HC Deb 04 May 1886 vol 305 cc265-7
MR. H. G. REID (Aston Manor)

asked Mr. Attorney General, If his attention has been called to the decisions in election petitions under the Corrupt Practices Act, and to the unseating of Members in constituencies where it was proved the provisions and spirit of the Act had been impressed on the committees by the candidates, and carried out, with trifling exceptions over which they had no direct control, and which did not materially affect the elections, specially:—Barrow in Furness, where the sitting Member was unseated and burdened with heavy expenses because refreshments were provided, according to evidence, in very moderate quantities, for actual workers on the day of the election, as was done in the majority of constituencies, and held to be permissible by the legal authorities who prepared editions of the Act for the guidance of candidates; also Ipswich and Norwich, where the elections were voided because small amounts had been paid or promised by irresponsible members of large committees without the cognizance and contrary to the instructions of the candidates and their duly appointed agents; also the Stepney Division of the Tower Hamlets, in which, although the successful candidate retained his seat, he was mulcted in heavy expenses; and, whether it is the intention of the Government to adopt any measure for amending or explaining the Act so as to prevent such uncertainty in the future, and the infliction upon the innocent of heavy penalties?

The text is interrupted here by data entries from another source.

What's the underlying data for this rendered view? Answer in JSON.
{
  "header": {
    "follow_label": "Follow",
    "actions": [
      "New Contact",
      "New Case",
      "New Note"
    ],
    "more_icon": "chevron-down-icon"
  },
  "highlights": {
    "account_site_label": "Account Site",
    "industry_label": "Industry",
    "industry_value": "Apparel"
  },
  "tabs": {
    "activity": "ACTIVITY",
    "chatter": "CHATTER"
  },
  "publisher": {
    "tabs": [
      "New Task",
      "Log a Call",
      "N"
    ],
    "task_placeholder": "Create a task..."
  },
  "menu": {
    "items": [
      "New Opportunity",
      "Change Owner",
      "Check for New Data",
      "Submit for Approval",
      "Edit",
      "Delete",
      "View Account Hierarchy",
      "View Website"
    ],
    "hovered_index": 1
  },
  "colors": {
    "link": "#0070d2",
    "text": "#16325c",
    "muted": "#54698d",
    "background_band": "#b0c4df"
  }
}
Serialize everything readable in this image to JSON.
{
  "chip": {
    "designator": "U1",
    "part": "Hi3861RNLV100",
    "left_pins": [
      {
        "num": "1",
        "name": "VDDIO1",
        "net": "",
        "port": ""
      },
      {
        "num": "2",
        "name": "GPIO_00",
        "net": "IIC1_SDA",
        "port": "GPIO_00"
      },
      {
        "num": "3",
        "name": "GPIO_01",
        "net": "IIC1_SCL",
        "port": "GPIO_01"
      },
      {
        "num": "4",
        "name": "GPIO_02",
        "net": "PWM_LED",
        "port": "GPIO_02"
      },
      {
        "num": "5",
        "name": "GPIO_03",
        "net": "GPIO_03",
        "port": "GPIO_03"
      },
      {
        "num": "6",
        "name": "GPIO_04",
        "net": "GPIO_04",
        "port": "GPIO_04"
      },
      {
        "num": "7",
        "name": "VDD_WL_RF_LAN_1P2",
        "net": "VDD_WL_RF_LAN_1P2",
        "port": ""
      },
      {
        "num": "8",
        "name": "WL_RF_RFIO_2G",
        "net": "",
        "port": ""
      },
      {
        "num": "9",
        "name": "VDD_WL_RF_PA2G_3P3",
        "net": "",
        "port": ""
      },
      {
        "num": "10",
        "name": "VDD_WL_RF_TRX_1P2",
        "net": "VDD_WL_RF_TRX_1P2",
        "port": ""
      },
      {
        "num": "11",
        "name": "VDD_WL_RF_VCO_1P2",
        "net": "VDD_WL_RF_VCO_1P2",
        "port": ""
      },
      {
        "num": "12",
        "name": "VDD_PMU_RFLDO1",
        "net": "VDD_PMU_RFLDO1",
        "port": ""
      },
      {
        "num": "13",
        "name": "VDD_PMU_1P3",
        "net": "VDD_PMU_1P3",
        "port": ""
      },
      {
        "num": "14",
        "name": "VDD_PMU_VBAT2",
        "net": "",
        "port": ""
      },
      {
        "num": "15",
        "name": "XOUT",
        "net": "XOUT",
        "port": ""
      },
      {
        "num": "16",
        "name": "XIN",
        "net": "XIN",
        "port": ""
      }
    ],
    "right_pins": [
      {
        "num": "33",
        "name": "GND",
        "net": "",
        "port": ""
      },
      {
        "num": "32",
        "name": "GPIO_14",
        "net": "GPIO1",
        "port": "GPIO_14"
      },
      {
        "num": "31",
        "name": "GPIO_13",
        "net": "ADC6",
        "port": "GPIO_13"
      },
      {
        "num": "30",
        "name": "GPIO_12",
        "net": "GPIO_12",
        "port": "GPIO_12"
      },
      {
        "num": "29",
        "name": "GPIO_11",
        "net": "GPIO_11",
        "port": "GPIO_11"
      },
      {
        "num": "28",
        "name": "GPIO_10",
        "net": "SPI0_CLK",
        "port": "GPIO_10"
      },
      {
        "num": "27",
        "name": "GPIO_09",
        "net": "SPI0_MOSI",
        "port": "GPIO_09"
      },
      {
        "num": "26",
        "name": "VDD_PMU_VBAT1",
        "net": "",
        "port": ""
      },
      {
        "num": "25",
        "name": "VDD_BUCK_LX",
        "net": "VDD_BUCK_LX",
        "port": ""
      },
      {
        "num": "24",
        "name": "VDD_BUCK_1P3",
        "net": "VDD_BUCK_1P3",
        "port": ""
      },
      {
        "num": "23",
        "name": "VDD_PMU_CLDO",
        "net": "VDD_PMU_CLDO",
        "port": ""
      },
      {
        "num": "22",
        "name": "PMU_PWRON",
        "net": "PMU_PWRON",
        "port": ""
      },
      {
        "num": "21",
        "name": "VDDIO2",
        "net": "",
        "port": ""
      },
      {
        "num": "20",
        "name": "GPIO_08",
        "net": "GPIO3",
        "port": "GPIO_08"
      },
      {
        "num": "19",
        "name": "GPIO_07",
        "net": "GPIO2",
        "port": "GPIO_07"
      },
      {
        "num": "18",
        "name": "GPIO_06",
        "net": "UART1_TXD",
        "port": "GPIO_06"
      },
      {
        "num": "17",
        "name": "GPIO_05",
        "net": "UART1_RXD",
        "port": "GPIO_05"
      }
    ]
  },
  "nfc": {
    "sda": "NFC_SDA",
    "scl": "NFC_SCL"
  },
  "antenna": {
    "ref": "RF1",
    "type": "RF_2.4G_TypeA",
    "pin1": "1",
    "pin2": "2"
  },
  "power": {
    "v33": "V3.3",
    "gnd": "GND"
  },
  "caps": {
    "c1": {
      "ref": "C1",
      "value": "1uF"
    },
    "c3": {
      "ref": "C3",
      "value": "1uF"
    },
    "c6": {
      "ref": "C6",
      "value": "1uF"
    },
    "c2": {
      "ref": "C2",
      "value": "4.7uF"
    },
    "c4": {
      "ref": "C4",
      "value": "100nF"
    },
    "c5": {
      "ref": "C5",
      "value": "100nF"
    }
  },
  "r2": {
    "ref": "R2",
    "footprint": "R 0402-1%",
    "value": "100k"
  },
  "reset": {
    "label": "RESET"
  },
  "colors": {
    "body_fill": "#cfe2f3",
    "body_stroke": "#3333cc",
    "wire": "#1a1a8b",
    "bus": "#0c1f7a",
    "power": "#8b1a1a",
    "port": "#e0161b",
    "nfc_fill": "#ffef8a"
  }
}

, in reply, said, that the cases which were mentioned did not stand precisely in the same position. With regard to Barrow-in-Furness, the Member was unseated there for an illegal practice in the form of an illegal payment; and, under the 22nd and 23rd sections of the Corrupt Practices Act of 1883, the Election Judges might, if they had seen fit in the circumstances of the case, have held that it was no sufficient ground for unseating the Member. In the cases of Ipswich and Norwich, the acts there were corrupt practices, but of a very small kind unquestionably. They were not cases that came under the Corrupt Practices Act of 1883; they would have been grounds for unseating a Member under the prior law. When the Corrupt Practices Bill was before the House, his hon. Friend the Financial Secretary to the Treasury (Mr. Henry H. Fowler) moved a clause which would have had the effect of enabling Judges to deal with small and trivial acts of corruption, for which the candidate was not morally responsible, in the same way as under the 22nd and 23rd sections of the Act of 1883. The Amendment of his hon. Friend upon a division was negatived; and, under these circumstances, he could not say that the time had arrived for considering any fresh change in the law with regard to the matter. In ordinary litigation costs followed the event, unless the Judge who tried the case for good reasons saw right to order otherwise. That was substantially the law with regard to Election Petitions—namely, that the costs were in the discretion of the Judges, and the Government did not see that any better rule could be made applicable to that kind of cases.


gave Notice that he would on an early day call attention to the decisions under the Corrupt Practices Act, and move a Resolution.